Vice has 4.5 million non-paying subscribers who get regular updates from Vice’s YouTube channel, and it boasts some remarkable engagement statistics. One of its most popular videos, “Suicide Forest in Japan,” has almost 8 million views, 83,000 likes and 2,000 dislikes. When Vice dipped into shorter, “viral” clips, there was a backlash in reader comments. Mojica says his customers complained the viral videos were “bullshit.”
The website of MediaStorm, a film production studio based in New York, is seeing thousands of views a day of documentaries it made several years ago. Founder Brian Storm told Tow, “…yeah it gets a lot of attention when it first comes out, but...years later...four or five thousand people a day are watching a story.” One of the main recommendations of the Tow report is to produce “evergreen” work that users can come back to time and time again. Storm says, “There’s two things that are really successful in the space that we’re in right now: being really, really funny — cats spinning on a fan — or the highest-quality thing that you’ve ever done on Darfur. Those are things that people tweet, those are the things people post on Facebook, right? The stuff in the middle, the volume, is noise.”
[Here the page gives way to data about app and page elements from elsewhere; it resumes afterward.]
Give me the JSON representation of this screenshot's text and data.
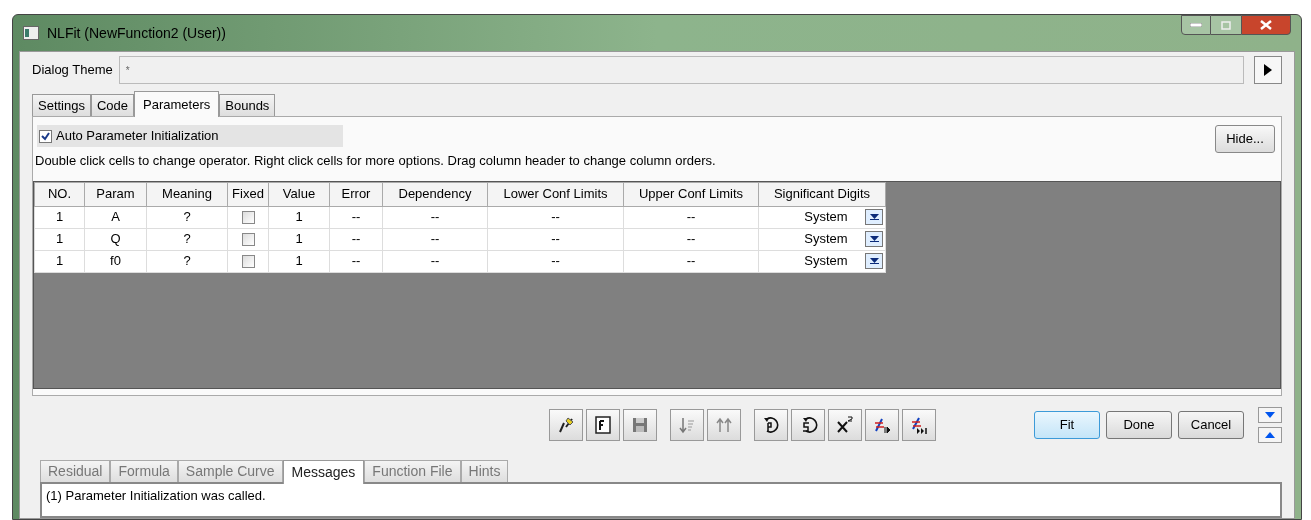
{
  "window": {
    "title": "NLFit (NewFunction2 (User))"
  },
  "dialog_theme": {
    "label": "Dialog Theme",
    "value": "*"
  },
  "tabs": [
    {
      "label": "Settings",
      "selected": false
    },
    {
      "label": "Code",
      "selected": false
    },
    {
      "label": "Parameters",
      "selected": true
    },
    {
      "label": "Bounds",
      "selected": false
    }
  ],
  "auto_init": {
    "label": "Auto Parameter Initialization",
    "checked": true
  },
  "hide_button": "Hide...",
  "hint": "Double click cells to change operator. Right click cells for more options. Drag column header to change column orders.",
  "table": {
    "columns": [
      "NO.",
      "Param",
      "Meaning",
      "Fixed",
      "Value",
      "Error",
      "Dependency",
      "Lower Conf Limits",
      "Upper Conf Limits",
      "Significant Digits"
    ],
    "rows": [
      {
        "no": "1",
        "param": "A",
        "meaning": "?",
        "fixed": false,
        "value": "1",
        "error": "--",
        "dependency": "--",
        "lower": "--",
        "upper": "--",
        "digits": "System"
      },
      {
        "no": "1",
        "param": "Q",
        "meaning": "?",
        "fixed": false,
        "value": "1",
        "error": "--",
        "dependency": "--",
        "lower": "--",
        "upper": "--",
        "digits": "System"
      },
      {
        "no": "1",
        "param": "f0",
        "meaning": "?",
        "fixed": false,
        "value": "1",
        "error": "--",
        "dependency": "--",
        "lower": "--",
        "upper": "--",
        "digits": "System"
      }
    ]
  },
  "buttons": [
    {
      "label": "Fit",
      "selected": true
    },
    {
      "label": "Done",
      "selected": false
    },
    {
      "label": "Cancel",
      "selected": false
    }
  ],
  "bottom_tabs": [
    {
      "label": "Residual",
      "selected": false
    },
    {
      "label": "Formula",
      "selected": false
    },
    {
      "label": "Sample Curve",
      "selected": false
    },
    {
      "label": "Messages",
      "selected": true
    },
    {
      "label": "Function File",
      "selected": false
    },
    {
      "label": "Hints",
      "selected": false
    }
  ],
  "messages": [
    "(1) Parameter Initialization was called."
  ]
}
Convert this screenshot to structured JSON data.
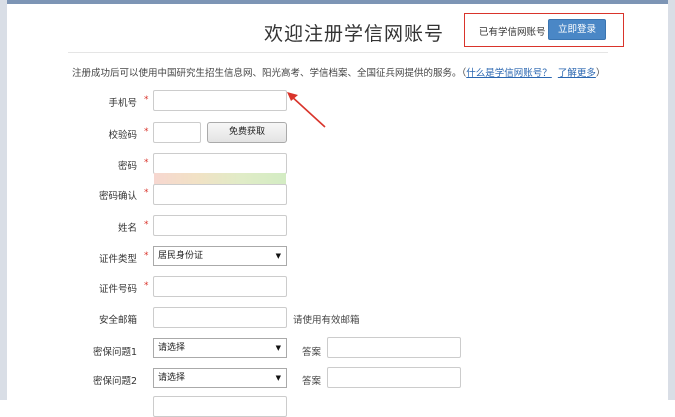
{
  "header": {
    "title": "欢迎注册学信网账号",
    "login_prompt": "已有学信网账号",
    "login_button": "立即登录"
  },
  "intro": {
    "text": "注册成功后可以使用中国研究生招生信息网、阳光高考、学信档案、全国征兵网提供的服务。",
    "paren_open": "（",
    "link_what": "什么是学信网账号？",
    "link_more": "了解更多",
    "paren_close": "）"
  },
  "form": {
    "phone_label": "手机号",
    "code_label": "校验码",
    "code_button": "免费获取",
    "password_label": "密码",
    "password_confirm_label": "密码确认",
    "name_label": "姓名",
    "id_type_label": "证件类型",
    "id_type_value": "居民身份证",
    "id_number_label": "证件号码",
    "email_label": "安全邮箱",
    "email_hint": "请使用有效邮箱",
    "q1_label": "密保问题1",
    "q1_value": "请选择",
    "q1_answer_label": "答案",
    "q2_label": "密保问题2",
    "q2_value": "请选择",
    "q2_answer_label": "答案",
    "required_mark": "*"
  },
  "colors": {
    "accent_blue": "#4a87c6",
    "highlight_red": "#d9342b",
    "link": "#2a66b0"
  }
}
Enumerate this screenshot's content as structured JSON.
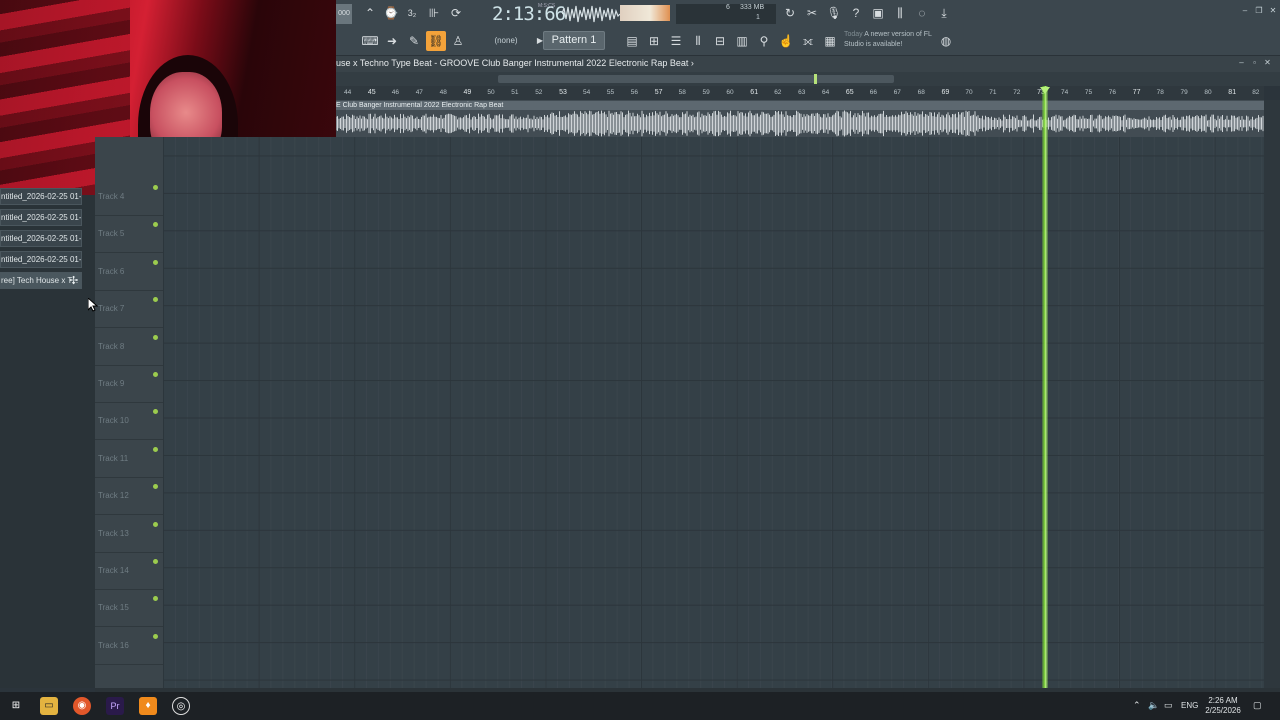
{
  "toolbar": {
    "time_display": "2:13:66",
    "time_unit": "M:S:CS",
    "cpu_number": "6",
    "memory": "333 MB",
    "poly": "1",
    "pattern_none": "(none)",
    "pattern_selected": "Pattern 1",
    "news_today": "Today",
    "news_text": "A newer version of FL Studio is available!",
    "tempo_partial": "000"
  },
  "playlist": {
    "title": "use x Techno Type Beat - GROOVE  Club Banger Instrumental 2022  Electronic Rap Beat ›",
    "clip_label": "E  Club Banger Instrumental 2022  Electronic Rap Beat",
    "ruler": [
      "44",
      "45",
      "46",
      "47",
      "48",
      "49",
      "50",
      "51",
      "52",
      "53",
      "54",
      "55",
      "56",
      "57",
      "58",
      "59",
      "60",
      "61",
      "62",
      "63",
      "64",
      "65",
      "66",
      "67",
      "68",
      "69",
      "70",
      "71",
      "72",
      "73",
      "74",
      "75",
      "76",
      "77",
      "78",
      "79",
      "80",
      "81",
      "82"
    ],
    "tracks": [
      "Track 4",
      "Track 5",
      "Track 6",
      "Track 7",
      "Track 8",
      "Track 9",
      "Track 10",
      "Track 11",
      "Track 12",
      "Track 13",
      "Track 14",
      "Track 15",
      "Track 16"
    ]
  },
  "browser": {
    "items": [
      "ntitled_2026-02-25 01-",
      "ntitled_2026-02-25 01-",
      "ntitled_2026-02-25 01-",
      "ntitled_2026-02-25 01-",
      "ree] Tech House x T..."
    ]
  },
  "taskbar": {
    "language": "ENG",
    "time": "2:26 AM",
    "date": "2/25/2026"
  },
  "colors": {
    "accent": "#f3a23a",
    "playhead": "#7ed43a",
    "grid_bg": "#344047"
  }
}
- Short videos may be the most effective way of attracting users and increasing traffic on other parts of the news website. But in terms of retaining an audience, increasing prestige and developing a video revenue stream, high-quality long-form video has an important role to play. The consensus seems to be that editors need to decide the degree to which video should be used simply as a “point of entry” or as a more developed, content-rich part of the website.
Douglas Grant is a student of French & German at the University of Oxford (UK), and he worked for a magazine in Berlin before joining the World Editors Forum and WAN-IFRA’s Press Freedom division as an intern in 2014.
This post originally appeared on PBS MediaShift and is published on IJNet with permission.
MediaShift tells stories of how the shifting media landscape is changing the way we get our news and information. MediaShift correspondents explain how traditional media such as newspapers, magazines, radio, TV, music and movies are dealing with digital disruption and adapting their business models for a more mobile, networked world. Learn more at MediaShift on the web, follow MediaShift on Twitter or on Facebook.
Image CC-licensed on Flickr via Thomas van de Weerd.